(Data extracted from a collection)
═══
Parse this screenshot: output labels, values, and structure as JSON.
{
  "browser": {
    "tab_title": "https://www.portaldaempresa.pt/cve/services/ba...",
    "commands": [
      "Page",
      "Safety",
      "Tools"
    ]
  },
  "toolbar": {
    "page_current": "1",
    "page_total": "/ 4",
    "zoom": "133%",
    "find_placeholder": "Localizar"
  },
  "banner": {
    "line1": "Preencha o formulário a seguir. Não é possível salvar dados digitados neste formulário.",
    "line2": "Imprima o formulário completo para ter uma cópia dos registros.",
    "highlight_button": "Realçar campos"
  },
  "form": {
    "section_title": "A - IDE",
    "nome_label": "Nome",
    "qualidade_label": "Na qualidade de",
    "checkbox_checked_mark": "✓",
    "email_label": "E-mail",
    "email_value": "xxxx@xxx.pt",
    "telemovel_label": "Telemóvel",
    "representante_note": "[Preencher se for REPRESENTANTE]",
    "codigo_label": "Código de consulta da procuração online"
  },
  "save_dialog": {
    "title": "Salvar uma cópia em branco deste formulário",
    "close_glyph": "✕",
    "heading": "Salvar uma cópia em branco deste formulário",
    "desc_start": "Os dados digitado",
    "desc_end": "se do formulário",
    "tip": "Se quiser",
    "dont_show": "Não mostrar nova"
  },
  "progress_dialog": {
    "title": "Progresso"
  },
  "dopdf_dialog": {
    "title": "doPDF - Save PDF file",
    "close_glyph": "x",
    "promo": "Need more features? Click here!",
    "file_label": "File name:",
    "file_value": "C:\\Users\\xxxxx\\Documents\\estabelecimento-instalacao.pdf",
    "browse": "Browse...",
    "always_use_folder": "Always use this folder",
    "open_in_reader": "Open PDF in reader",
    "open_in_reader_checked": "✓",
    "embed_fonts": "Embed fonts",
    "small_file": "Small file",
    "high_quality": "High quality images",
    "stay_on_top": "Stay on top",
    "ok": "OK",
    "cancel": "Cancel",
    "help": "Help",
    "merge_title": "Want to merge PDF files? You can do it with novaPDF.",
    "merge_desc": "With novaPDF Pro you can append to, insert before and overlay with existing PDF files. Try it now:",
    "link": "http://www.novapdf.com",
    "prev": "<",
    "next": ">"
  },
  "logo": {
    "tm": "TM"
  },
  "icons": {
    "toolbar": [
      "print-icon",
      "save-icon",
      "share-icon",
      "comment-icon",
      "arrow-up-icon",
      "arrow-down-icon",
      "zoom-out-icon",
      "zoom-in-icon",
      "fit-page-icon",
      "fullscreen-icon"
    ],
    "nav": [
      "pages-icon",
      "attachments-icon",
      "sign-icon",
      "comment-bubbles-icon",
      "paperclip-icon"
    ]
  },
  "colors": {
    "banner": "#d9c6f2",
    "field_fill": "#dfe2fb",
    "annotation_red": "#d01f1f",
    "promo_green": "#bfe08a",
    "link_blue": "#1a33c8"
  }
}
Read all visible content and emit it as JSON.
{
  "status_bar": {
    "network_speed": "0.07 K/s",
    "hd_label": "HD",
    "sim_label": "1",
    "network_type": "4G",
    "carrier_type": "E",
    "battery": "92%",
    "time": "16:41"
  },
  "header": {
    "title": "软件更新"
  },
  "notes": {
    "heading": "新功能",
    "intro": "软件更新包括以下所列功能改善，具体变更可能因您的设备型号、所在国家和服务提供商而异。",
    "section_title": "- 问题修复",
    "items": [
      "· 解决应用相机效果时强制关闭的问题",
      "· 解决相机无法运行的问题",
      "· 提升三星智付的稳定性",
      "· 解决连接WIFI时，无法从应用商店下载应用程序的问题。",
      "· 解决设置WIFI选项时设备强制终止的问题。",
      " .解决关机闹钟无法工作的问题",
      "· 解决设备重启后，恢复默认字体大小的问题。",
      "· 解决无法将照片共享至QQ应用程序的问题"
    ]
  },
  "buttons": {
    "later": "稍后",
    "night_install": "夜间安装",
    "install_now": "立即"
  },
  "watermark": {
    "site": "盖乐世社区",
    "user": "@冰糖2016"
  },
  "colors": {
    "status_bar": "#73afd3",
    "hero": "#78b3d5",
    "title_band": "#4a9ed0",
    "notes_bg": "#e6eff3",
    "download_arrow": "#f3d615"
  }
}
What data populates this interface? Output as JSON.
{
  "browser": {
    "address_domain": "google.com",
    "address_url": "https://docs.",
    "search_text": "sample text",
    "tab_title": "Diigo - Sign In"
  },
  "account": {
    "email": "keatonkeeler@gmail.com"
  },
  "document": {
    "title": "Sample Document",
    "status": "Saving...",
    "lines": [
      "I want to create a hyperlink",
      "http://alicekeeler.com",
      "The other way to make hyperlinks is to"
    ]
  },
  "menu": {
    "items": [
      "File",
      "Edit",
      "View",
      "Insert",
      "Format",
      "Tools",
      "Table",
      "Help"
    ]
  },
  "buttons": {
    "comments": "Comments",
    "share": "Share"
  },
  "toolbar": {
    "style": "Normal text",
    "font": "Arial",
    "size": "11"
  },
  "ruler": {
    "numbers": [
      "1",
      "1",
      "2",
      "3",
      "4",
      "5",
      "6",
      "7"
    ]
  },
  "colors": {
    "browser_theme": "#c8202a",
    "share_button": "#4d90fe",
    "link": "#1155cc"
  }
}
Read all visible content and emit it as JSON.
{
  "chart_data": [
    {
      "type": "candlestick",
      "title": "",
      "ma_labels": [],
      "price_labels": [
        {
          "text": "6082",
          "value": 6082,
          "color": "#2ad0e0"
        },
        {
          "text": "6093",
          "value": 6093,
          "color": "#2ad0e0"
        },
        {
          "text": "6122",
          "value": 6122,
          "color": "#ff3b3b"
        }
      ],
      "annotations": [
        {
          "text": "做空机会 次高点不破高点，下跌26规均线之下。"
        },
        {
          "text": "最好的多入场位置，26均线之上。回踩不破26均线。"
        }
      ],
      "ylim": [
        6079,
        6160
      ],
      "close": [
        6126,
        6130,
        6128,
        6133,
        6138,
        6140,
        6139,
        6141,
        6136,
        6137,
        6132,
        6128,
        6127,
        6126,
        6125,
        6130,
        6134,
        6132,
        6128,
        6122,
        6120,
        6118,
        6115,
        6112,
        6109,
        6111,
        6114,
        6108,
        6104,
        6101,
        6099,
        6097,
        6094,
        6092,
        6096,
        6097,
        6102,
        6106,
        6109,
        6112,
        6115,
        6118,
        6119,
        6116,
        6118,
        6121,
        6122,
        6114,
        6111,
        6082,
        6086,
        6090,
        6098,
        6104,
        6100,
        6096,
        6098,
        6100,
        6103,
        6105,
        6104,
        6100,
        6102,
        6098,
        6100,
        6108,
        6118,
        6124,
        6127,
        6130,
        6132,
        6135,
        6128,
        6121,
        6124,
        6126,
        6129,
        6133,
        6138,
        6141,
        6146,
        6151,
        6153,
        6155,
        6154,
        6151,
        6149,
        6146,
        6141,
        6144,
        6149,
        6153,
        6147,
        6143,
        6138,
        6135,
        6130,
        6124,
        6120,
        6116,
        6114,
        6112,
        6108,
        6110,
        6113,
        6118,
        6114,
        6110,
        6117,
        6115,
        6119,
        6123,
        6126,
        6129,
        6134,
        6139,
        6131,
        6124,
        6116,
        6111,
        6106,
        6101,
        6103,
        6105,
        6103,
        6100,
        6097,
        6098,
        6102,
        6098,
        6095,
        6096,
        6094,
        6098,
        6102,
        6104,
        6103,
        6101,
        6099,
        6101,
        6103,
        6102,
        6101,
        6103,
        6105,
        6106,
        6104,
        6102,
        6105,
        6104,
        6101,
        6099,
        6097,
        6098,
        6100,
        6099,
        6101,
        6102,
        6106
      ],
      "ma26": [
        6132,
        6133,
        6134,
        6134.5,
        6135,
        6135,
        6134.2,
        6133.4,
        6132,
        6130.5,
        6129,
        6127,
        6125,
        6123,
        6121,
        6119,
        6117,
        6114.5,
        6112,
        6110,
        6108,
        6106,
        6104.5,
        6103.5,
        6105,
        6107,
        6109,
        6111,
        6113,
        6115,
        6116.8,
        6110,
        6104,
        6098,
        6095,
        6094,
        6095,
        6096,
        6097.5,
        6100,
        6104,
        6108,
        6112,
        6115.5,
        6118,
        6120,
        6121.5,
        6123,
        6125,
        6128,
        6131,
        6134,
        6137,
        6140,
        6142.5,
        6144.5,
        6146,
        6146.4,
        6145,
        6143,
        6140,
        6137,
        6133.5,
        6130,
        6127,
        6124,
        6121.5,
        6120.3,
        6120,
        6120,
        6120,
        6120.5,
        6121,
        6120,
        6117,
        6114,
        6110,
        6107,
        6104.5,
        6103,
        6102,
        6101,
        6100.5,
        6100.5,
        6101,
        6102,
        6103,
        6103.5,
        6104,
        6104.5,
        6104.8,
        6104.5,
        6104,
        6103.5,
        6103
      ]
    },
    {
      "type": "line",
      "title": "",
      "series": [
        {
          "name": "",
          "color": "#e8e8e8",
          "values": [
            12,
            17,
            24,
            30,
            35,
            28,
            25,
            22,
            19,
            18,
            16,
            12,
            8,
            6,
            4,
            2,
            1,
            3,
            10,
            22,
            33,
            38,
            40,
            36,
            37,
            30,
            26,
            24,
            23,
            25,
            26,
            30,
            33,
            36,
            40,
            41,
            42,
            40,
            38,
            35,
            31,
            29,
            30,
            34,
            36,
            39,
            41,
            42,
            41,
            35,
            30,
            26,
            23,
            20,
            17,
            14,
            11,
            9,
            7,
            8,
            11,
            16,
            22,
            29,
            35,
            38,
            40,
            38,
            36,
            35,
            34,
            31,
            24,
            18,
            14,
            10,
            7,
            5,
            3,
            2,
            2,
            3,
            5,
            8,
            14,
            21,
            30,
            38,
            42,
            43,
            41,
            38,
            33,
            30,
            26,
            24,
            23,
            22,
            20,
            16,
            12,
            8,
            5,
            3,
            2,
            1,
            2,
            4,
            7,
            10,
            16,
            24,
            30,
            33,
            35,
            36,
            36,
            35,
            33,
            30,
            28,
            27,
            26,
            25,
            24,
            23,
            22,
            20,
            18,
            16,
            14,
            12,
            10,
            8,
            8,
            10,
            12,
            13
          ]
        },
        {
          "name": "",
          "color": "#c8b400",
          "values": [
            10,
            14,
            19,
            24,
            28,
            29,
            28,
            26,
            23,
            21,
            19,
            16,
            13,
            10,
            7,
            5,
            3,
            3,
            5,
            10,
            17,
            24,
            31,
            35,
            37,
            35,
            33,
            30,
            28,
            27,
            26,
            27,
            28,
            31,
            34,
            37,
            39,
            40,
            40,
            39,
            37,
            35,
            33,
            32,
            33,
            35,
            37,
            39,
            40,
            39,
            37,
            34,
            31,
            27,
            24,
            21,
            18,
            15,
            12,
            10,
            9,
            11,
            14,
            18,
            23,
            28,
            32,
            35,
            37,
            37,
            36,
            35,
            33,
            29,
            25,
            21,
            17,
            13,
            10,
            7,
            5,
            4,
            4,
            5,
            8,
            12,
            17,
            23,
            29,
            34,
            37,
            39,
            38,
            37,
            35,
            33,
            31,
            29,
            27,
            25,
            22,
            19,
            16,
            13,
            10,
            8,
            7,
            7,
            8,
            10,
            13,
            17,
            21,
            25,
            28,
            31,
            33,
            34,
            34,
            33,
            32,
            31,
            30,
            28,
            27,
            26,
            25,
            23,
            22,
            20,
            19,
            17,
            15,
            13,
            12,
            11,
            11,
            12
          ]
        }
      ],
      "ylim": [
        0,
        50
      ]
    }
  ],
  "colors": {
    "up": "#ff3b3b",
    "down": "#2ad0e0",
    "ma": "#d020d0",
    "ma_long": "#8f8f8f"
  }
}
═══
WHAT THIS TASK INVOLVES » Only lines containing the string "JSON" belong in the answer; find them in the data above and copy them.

SOLUTION FOR THIS PROBLEM »
Parse this screenshot: output labels, values, and structure as JSON.
Read all visible content and emit it as JSON.
What data populates this interface? Output as JSON.
Read all visible content and emit it as JSON.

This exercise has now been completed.